Yesterday we reported that Reddit user NateNate60 had received a DMCA notice, apparently from Comcast, declaring that he’d breached copyright law by downloading and sharing a legal copy of Ubuntu.
“We have received a notification by a copyright owner, or its authorized agent, reporting an alleged infringement of one or more copyrighted works made on or over your Xfinity Internet service,” the posted notice reads.
“The copyright owner has identified the IP address associated with your Xfinity Internet account at the time as the source of the infringing works,” it continues, adding that NateNate60 should search all of his devices connected to his network and delete the files mentioned in the complaint.
According to the Xfinity notice, the sender was OpSec Security so to find out more we contacted the anti-piracy company for an explanation. That came in late last night and while it provides some answers, it also raises even more questions.
OpSec: Our Anti-Piracy System Was “Spoofed”
In a response from OpSec Marketing Communications Manager Amanda Hershey, the company explained that the notice was malicious and was sent to damage its reputation.
“OpSec Security’s DCMA [sic] notice sending program was spoofed on Wednesday, May 26, 2021 by unknown parties across multiple streaming platforms,” Hershey explains.
“The content in question all appears to be Ubuntu Linux ISO. We have incontrovertible evidence that proves these DMCA notices were not perpetrated by or originated with OpSec Security.”
Why OpSec references “multiple streaming platforms” is unclear. People do not ‘stream’ Ubuntu packages, they download them – in this case via torrents distributed by Ubuntu’s own tracker. And while OpSec says it has “incontrovertible evidence” that shows the DMCA notices were not sent by the company, it is yet to reveal details in public.
“OpSec’s enforcement efforts are occasionally spoofed by a third party in an attempt to damage OpSec’s reputation. These attempts are easily identifiable, and easily disproven,” the company explains.
While the security company says that third parties are “spoofing” its system, it does not explain how that was possible. And, at least in this case, the bad DMCA notice was apparently not “easily identifiable”, since it clearly managed to cause confusion. So how did this happen?
Inside Information Acquired?
In our initial report we noted that it’s not impossible for someone to fake a DMCA notice. In this case, however, it is difficult to dovetail events on the ground and the statement from OpSec because a certain amount of more difficult-to-acquire information would be needed to be this targeted.

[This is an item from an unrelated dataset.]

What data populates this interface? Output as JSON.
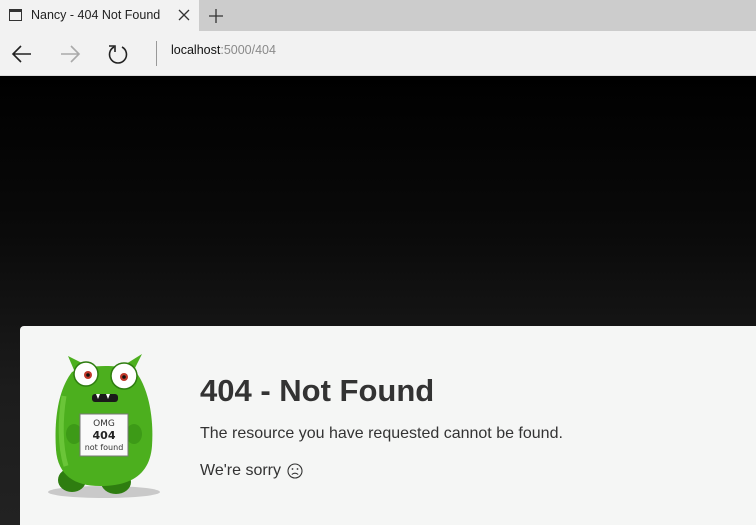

Firstly, NateNate60 says he did download the content in question after obtaining a torrent directly from Ubuntu’s own tracker. That would, of course, expose his IP address both to the tracker and everyone else sharing the content. However, in order to send the DMCA notice via email (whether that was from Comcast or a spoofed email address purporting to be Comcast), anyone obtaining NateNate60’s IP address would necessarily need his email address too.
This raises the question of how that email address was obtained. OpSec Security wouldn’t ordinarily have it, neither would the alleged malicious party, but Comcast clearly would. That’s how DMCA notices sent to ISPs work. The sender doesn’t know the contact details of the alleged infringer so they ask someone who does to forward the notice, in this case, Comcast.
So, if we take OpSec’s statement at face value, at least in theory a third-party could’ve tricked Comcast into sending the notice after “spoofing” OpSec’s “notice sending program”. This raises more questions.
If these allegedly malicious efforts to undermine OpSec’s reputation are “easily identifiable, and easily disproven”, how was Comcast not put on alert? And if this has happened before as the company claims, why hasn’t the loophole been closed?
In any case, the allegedly malicious third-party would also need to know how to contact Comcast in a convincing manner, in order to masquerade as OpSec. It’s not easy to determine how that could be achieved without knowing how OpSec usually communicates with Comcast. This could be explained if OpSec’s system had been hacked or illegally accessed in some way, but the company does not use that terminology, instead going with the term “spoofed”, i.e imitated, not compromised.
Furthermore, even if we adopt the scenario that Comcast didn’t send the email and it was a spoofed fake, how did the sender a) discover NateNate60’s IP address, b) the exact time he downloaded the torrent, and c) manage to match that IP address to his email address? It sounds like a lot of effort simply to tarnish OpSec’s name, especially since there was no guarantee that NateNate60 would ever publish the notice online.
Both OpSec and Canonical Say They Are Taking Action
While OpSec’s statement is helpful to an extent, it clearly raises even more questions. We have put these questions to the security company and will publish an update when it responds. In the meantime, OpSec says the matter is now being escalated.
“We are notifying the appropriate authorities about this incident,” OpSec says.
Ubuntu owner Canonical says it has launched its own investigation.
Thanks for reaching out! Our legal team is aware of this and is investigating, and we will keep people updated.
— Ubuntu (@ubuntu) May 26, 2021